*** Opening Dataset records ***
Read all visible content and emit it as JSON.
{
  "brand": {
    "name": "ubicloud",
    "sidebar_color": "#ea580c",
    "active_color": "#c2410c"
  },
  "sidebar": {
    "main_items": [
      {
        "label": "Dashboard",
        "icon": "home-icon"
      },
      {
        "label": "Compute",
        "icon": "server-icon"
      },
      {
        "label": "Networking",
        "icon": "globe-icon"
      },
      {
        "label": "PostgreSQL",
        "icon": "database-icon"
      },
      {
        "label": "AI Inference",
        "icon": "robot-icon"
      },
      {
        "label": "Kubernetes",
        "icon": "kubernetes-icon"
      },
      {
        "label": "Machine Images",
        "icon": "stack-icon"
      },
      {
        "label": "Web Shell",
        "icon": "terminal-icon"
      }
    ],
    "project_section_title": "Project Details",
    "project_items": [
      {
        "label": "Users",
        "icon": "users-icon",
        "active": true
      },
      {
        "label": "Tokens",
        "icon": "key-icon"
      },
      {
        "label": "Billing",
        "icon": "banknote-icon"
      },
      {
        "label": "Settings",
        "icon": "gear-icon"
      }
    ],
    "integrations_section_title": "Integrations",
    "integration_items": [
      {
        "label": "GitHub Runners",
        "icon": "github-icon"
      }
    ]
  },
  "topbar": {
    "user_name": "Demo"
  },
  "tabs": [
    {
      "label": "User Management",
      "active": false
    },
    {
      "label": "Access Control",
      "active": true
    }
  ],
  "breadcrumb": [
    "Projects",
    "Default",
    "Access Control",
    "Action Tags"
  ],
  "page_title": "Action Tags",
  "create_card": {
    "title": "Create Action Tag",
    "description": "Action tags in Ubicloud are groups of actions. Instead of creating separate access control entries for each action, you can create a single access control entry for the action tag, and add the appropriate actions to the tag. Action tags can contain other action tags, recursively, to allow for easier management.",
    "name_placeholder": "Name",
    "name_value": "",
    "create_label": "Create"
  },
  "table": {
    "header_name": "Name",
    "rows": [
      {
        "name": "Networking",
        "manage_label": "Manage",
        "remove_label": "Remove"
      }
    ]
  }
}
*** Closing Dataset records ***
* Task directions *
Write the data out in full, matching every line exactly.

* Written answer *
Read all visible content and emit it as JSON.
{
  "brand": {
    "name": "ubicloud",
    "sidebar_color": "#ea580c",
    "active_color": "#c2410c"
  },
  "sidebar": {
    "main_items": [
      {
        "label": "Dashboard",
        "icon": "home-icon"
      },
      {
        "label": "Compute",
        "icon": "server-icon"
      },
      {
        "label": "Networking",
        "icon": "globe-icon"
      },
      {
        "label": "PostgreSQL",
        "icon": "database-icon"
      },
      {
        "label": "AI Inference",
        "icon": "robot-icon"
      },
      {
        "label": "Kubernetes",
        "icon": "kubernetes-icon"
      },
      {
        "label": "Machine Images",
        "icon": "stack-icon"
      },
      {
        "label": "Web Shell",
        "icon": "terminal-icon"
      }
    ],
    "project_section_title": "Project Details",
    "project_items": [
      {
        "label": "Users",
        "icon": "users-icon",
        "active": true
      },
      {
        "label": "Tokens",
        "icon": "key-icon"
      },
      {
        "label": "Billing",
        "icon": "banknote-icon"
      },
      {
        "label": "Settings",
        "icon": "gear-icon"
      }
    ],
    "integrations_section_title": "Integrations",
    "integration_items": [
      {
        "label": "GitHub Runners",
        "icon": "github-icon"
      }
    ]
  },
  "topbar": {
    "user_name": "Demo"
  },
  "tabs": [
    {
      "label": "User Management",
      "active": false
    },
    {
      "label": "Access Control",
      "active": true
    }
  ],
  "breadcrumb": [
    "Projects",
    "Default",
    "Access Control",
    "Action Tags"
  ],
  "page_title": "Action Tags",
  "create_card": {
    "title": "Create Action Tag",
    "description": "Action tags in Ubicloud are groups of actions. Instead of creating separate access control entries for each action, you can create a single access control entry for the action tag, and add the appropriate actions to the tag. Action tags can contain other action tags, recursively, to allow for easier management.",
    "name_placeholder": "Name",
    "name_value": "",
    "create_label": "Create"
  },
  "table": {
    "header_name": "Name",
    "rows": [
      {
        "name": "Networking",
        "manage_label": "Manage",
        "remove_label": "Remove"
      }
    ]
  }
}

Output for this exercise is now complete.